Karl’s parents Tracey and Pieter are also keen to spread the word as they too had no idea their son had such a serious illness.
Even after Mr Gray had told them there was unusual swelling on Karl’s optic nerve, suggesting a build-up of pressure, it was unclear what was causing it.
And it was only when Karl was referred to the Royal Victoria Infirmary (RVI) in Newcastle for MRI and CAT scans that a firm diagnosis could be made.
Karl was taken into the RVI on Friday, November 23, just three days after his visit to the opticians, and had his operation the following Monday.
Mr Carter said: “We never ever thought it was a tumour or something as serious as that. It was only when they did the MRI scan that we realised.
“There were a lot of people who helped us at the hospital and they explained what the procedure was. Out of the three of us Karl was the calmest of the lot.
“You feel so emotional because there is nothing you can do for him and you are trying to be strong for him, but you have to hide how you feel a bit.
“At home you go to bed, sleep and get up the next morning for work. I had a bed beside Karl in the hospital and I was waking up more than every hour, just checking to make sure everything was ok, but he was lying fast asleep as if there was nothing on his mind.”
After Karl’s operation his parents had an anxious night waiting to find out how he would recover, but when they returned to the hospital the next morning they found him sitting in bed with a cup of tea and toast and astounding doctors with his progress.

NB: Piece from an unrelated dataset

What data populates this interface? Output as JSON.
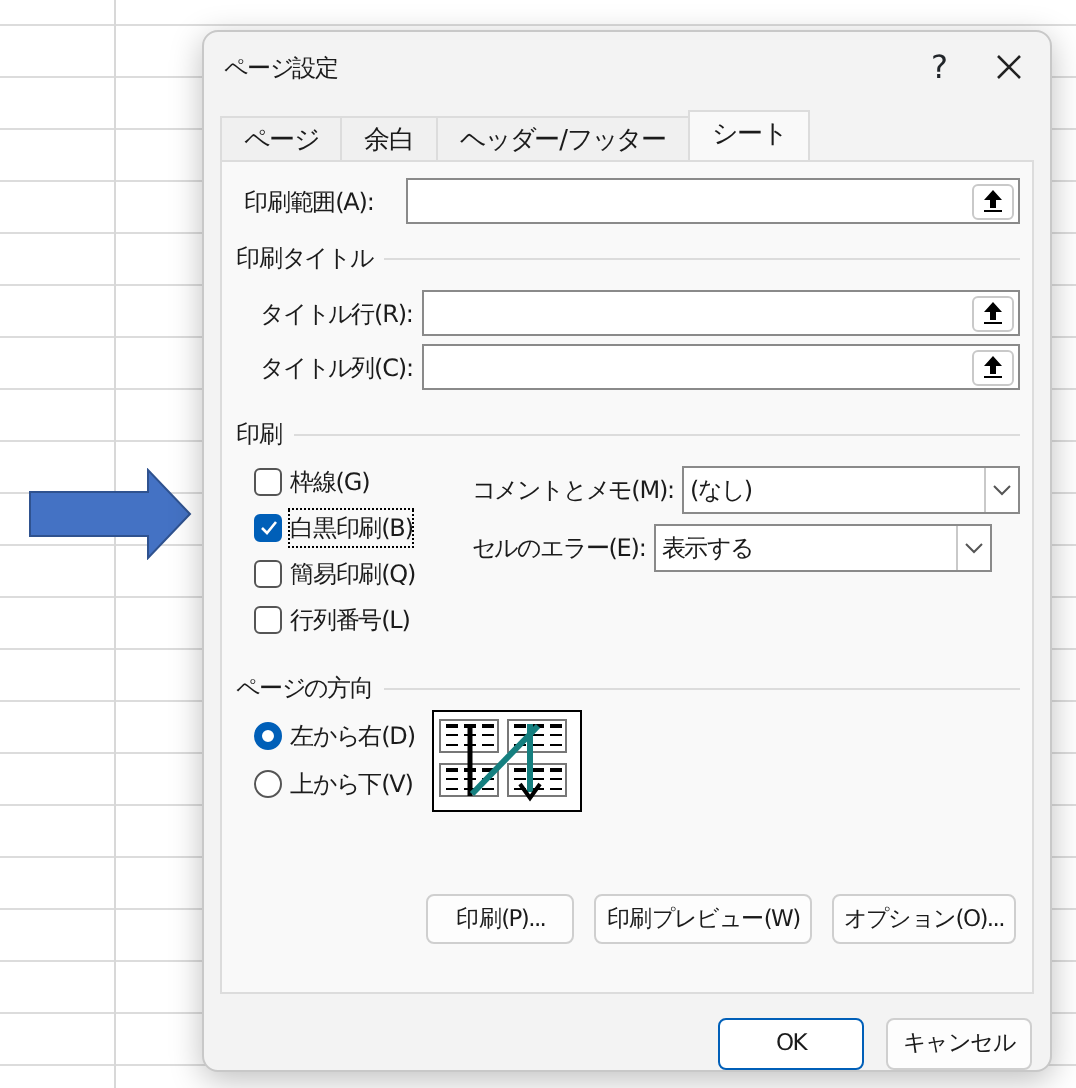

And within days he was back with his family at their home in Castle Close, even though he will have to wait a little longer to return to classes at King Edward VI School.
Mrs Carter said: “It was frightening stuff. For all you hear about these things you never dream of it happening to you and your family.
“It has been so emotional, like a whirlwind. It felt like we were in the hospital a long time waiting for the operation, but when we look back now I can’t believe it is just over a week ago.
“I had put the Christmas tree up just before all this started, but the lights weren’t on or anything and then this happened. I just felt like throwing the tree out the window, I thought to hell with Christmas this year.
“Now the lights are on, the tree is up and Christmas is back on again.”
Karl will still have to have more treatment and is due to start chemotherapy and radiotherapy in the New Year, but his family are ready to support him throughout the journey and are aware that the situation could have been worse.
Mrs Carter said: “All of the care has been spot on, really good, everything has been marvellous.
“We are so thankful to Mr Gray for spotting the signs. It just highlights how essential eye tests are.
“A lot of people will be walking around with headaches, but never presume it could be something like this and do nothing, and there are others who don’t get these symptoms. It is so important to get your eyes checked.”
Mr Gray, who works at Robert Green and Partners Opticians in Bridge Street, echoed the advice.
“Fortunately, this sort of thing is really quite unusual, but it does highlight the need for regular eye care.
“I’m just delighted in this case that Karl is making a first-class recovery,” he said.
“People with this condition don’t always get headaches. Not everyone with a tumour will show that, but here we examine the back of the eye so we can see changes.
“We pick up on this sort of thing about once a year. It is something that is potentially life-threatening so it is important to have checks.”